> [WORK ORDER] Within the material below, filter for lines that hold the word "true".

> [DATA FOR ANALYSIS]
- - -
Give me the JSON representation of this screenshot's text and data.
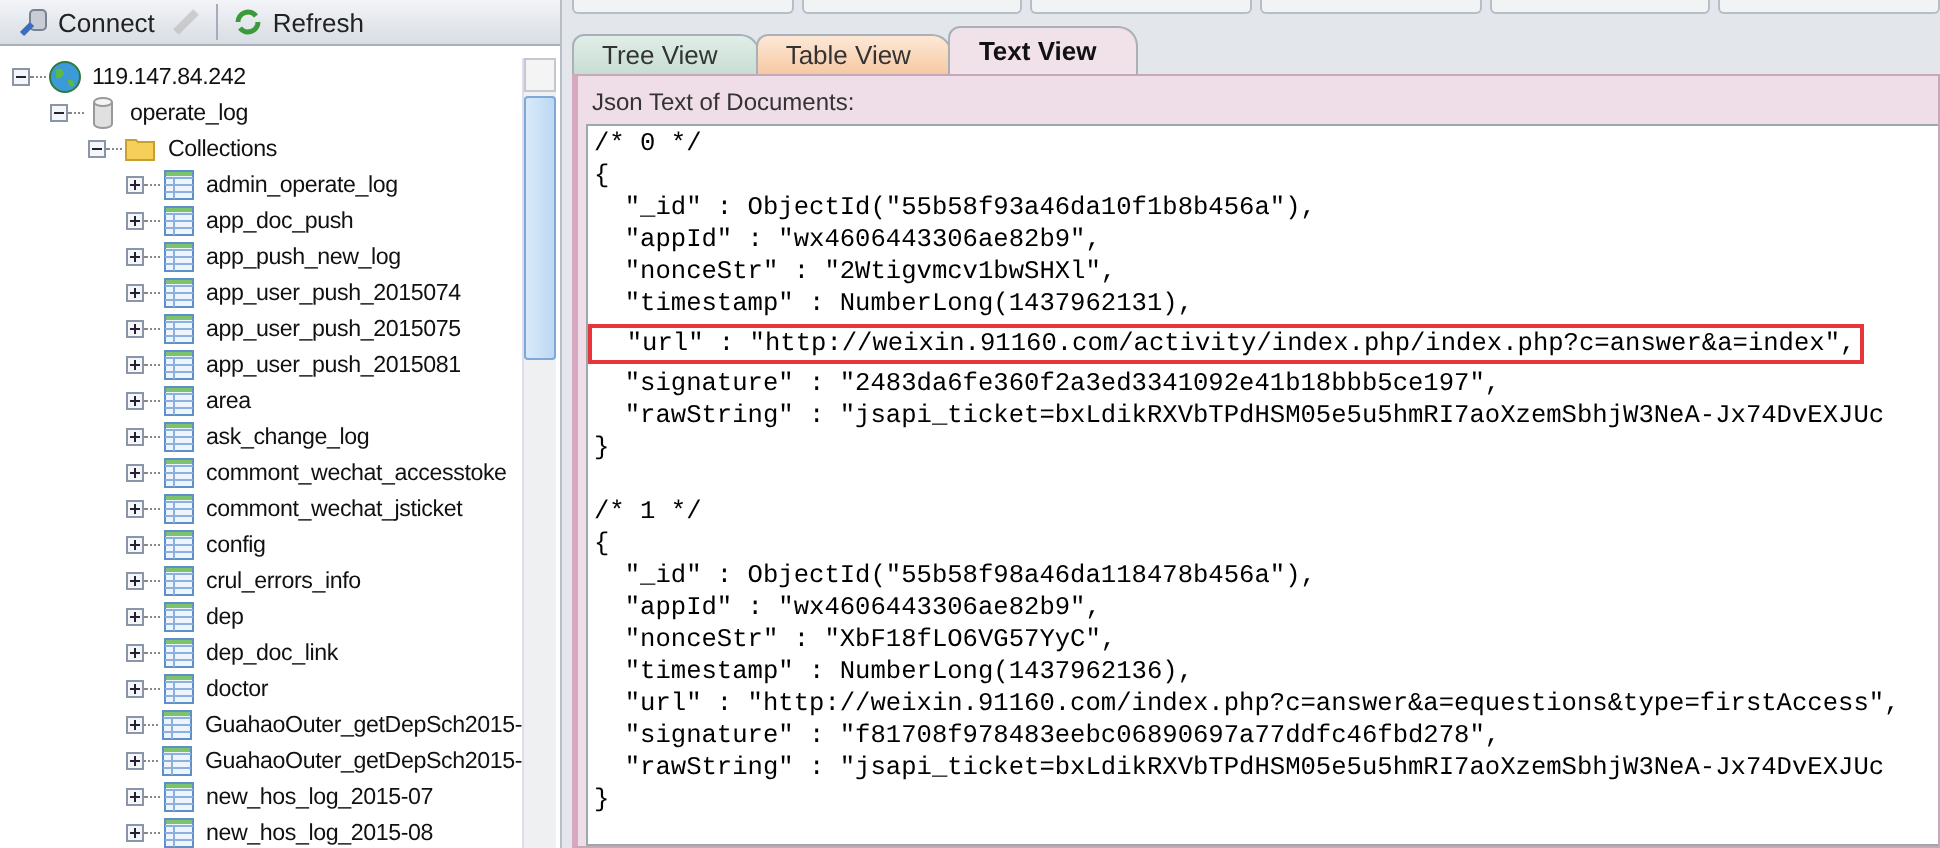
{
  "toolbar": {
    "buttons": [
      {
        "label": "Connect",
        "kind": "connect",
        "disabled": false
      },
      {
        "kind": "disconnect",
        "disabled": true
      },
      {
        "label": "Refresh",
        "kind": "refresh",
        "disabled": false
      }
    ]
  },
  "tree": [
    {
      "label": "119.147.84.242",
      "kind": "server",
      "expanded": true,
      "children": [
        {
          "label": "operate_log",
          "kind": "database",
          "expanded": true,
          "children": [
            {
              "label": "Collections",
              "kind": "folder",
              "expanded": true,
              "children": [
                {
                  "label": "admin_operate_log",
                  "kind": "collection",
                  "expanded": false
                },
                {
                  "label": "app_doc_push",
                  "kind": "collection",
                  "expanded": false
                },
                {
                  "label": "app_push_new_log",
                  "kind": "collection",
                  "expanded": false
                },
                {
                  "label": "app_user_push_2015074",
                  "kind": "collection",
                  "expanded": false
                },
                {
                  "label": "app_user_push_2015075",
                  "kind": "collection",
                  "expanded": false
                },
                {
                  "label": "app_user_push_2015081",
                  "kind": "collection",
                  "expanded": false
                },
                {
                  "label": "area",
                  "kind": "collection",
                  "expanded": false
                },
                {
                  "label": "ask_change_log",
                  "kind": "collection",
                  "expanded": false
                },
                {
                  "label": "commont_wechat_accesstoke",
                  "kind": "collection",
                  "expanded": false
                },
                {
                  "label": "commont_wechat_jsticket",
                  "kind": "collection",
                  "expanded": false
                },
                {
                  "label": "config",
                  "kind": "collection",
                  "expanded": false
                },
                {
                  "label": "crul_errors_info",
                  "kind": "collection",
                  "expanded": false
                },
                {
                  "label": "dep",
                  "kind": "collection",
                  "expanded": false
                },
                {
                  "label": "dep_doc_link",
                  "kind": "collection",
                  "expanded": false
                },
                {
                  "label": "doctor",
                  "kind": "collection",
                  "expanded": false
                },
                {
                  "label": "GuahaoOuter_getDepSch2015-",
                  "kind": "collection",
                  "expanded": false
                },
                {
                  "label": "GuahaoOuter_getDepSch2015-",
                  "kind": "collection",
                  "expanded": false
                },
                {
                  "label": "new_hos_log_2015-07",
                  "kind": "collection",
                  "expanded": false
                },
                {
                  "label": "new_hos_log_2015-08",
                  "kind": "collection",
                  "expanded": false
                }
              ]
            }
          ]
        }
      ]
    }
  ],
  "tabs": [
    {
      "label": "Tree View",
      "kind": "tree",
      "selected": false
    },
    {
      "label": "Table View",
      "kind": "table",
      "selected": false
    },
    {
      "label": "Text View",
      "kind": "text",
      "selected": true
    }
  ],
  "editor": {
    "label": "Json Text of Documents:",
    "documents": [
      {
        "lines": [
          {
            "text": "/* 0 */",
            "highlighted": false
          },
          {
            "text": "{",
            "highlighted": false
          },
          {
            "text": "  \"_id\" : ObjectId(\"55b58f93a46da10f1b8b456a\"),",
            "highlighted": false
          },
          {
            "text": "  \"appId\" : \"wx4606443306ae82b9\",",
            "highlighted": false
          },
          {
            "text": "  \"nonceStr\" : \"2Wtigvmcv1bwSHXl\",",
            "highlighted": false
          },
          {
            "text": "  \"timestamp\" : NumberLong(1437962131),",
            "highlighted": false
          },
          {
            "text": "  \"url\" : \"http://weixin.91160.com/activity/index.php/index.php?c=answer&a=index\",",
            "highlighted": true
          },
          {
            "text": "  \"signature\" : \"2483da6fe360f2a3ed3341092e41b18bbb5ce197\",",
            "highlighted": false
          },
          {
            "text": "  \"rawString\" : \"jsapi_ticket=bxLdikRXVbTPdHSM05e5u5hmRI7aoXzemSbhjW3NeA-Jx74DvEXJUc",
            "highlighted": false
          },
          {
            "text": "}",
            "highlighted": false
          }
        ]
      },
      {
        "lines": [
          {
            "text": "/* 1 */",
            "highlighted": false
          },
          {
            "text": "{",
            "highlighted": false
          },
          {
            "text": "  \"_id\" : ObjectId(\"55b58f98a46da118478b456a\"),",
            "highlighted": false
          },
          {
            "text": "  \"appId\" : \"wx4606443306ae82b9\",",
            "highlighted": false
          },
          {
            "text": "  \"nonceStr\" : \"XbF18fLO6VG57YyC\",",
            "highlighted": false
          },
          {
            "text": "  \"timestamp\" : NumberLong(1437962136),",
            "highlighted": false
          },
          {
            "text": "  \"url\" : \"http://weixin.91160.com/index.php?c=answer&a=equestions&type=firstAccess\",",
            "highlighted": false
          },
          {
            "text": "  \"signature\" : \"f81708f978483eebc06890697a77ddfc46fbd278\",",
            "highlighted": false
          },
          {
            "text": "  \"rawString\" : \"jsapi_ticket=bxLdikRXVbTPdHSM05e5u5hmRI7aoXzemSbhjW3NeA-Jx74DvEXJUc",
            "highlighted": false
          },
          {
            "text": "}",
            "highlighted": false
          }
        ]
      }
    ]
  }
}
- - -
> [RESULT BELOW]
        "disabled": true
      "expanded": true,
          "expanded": true,
              "expanded": true,
      "selected": true
            "highlighted": true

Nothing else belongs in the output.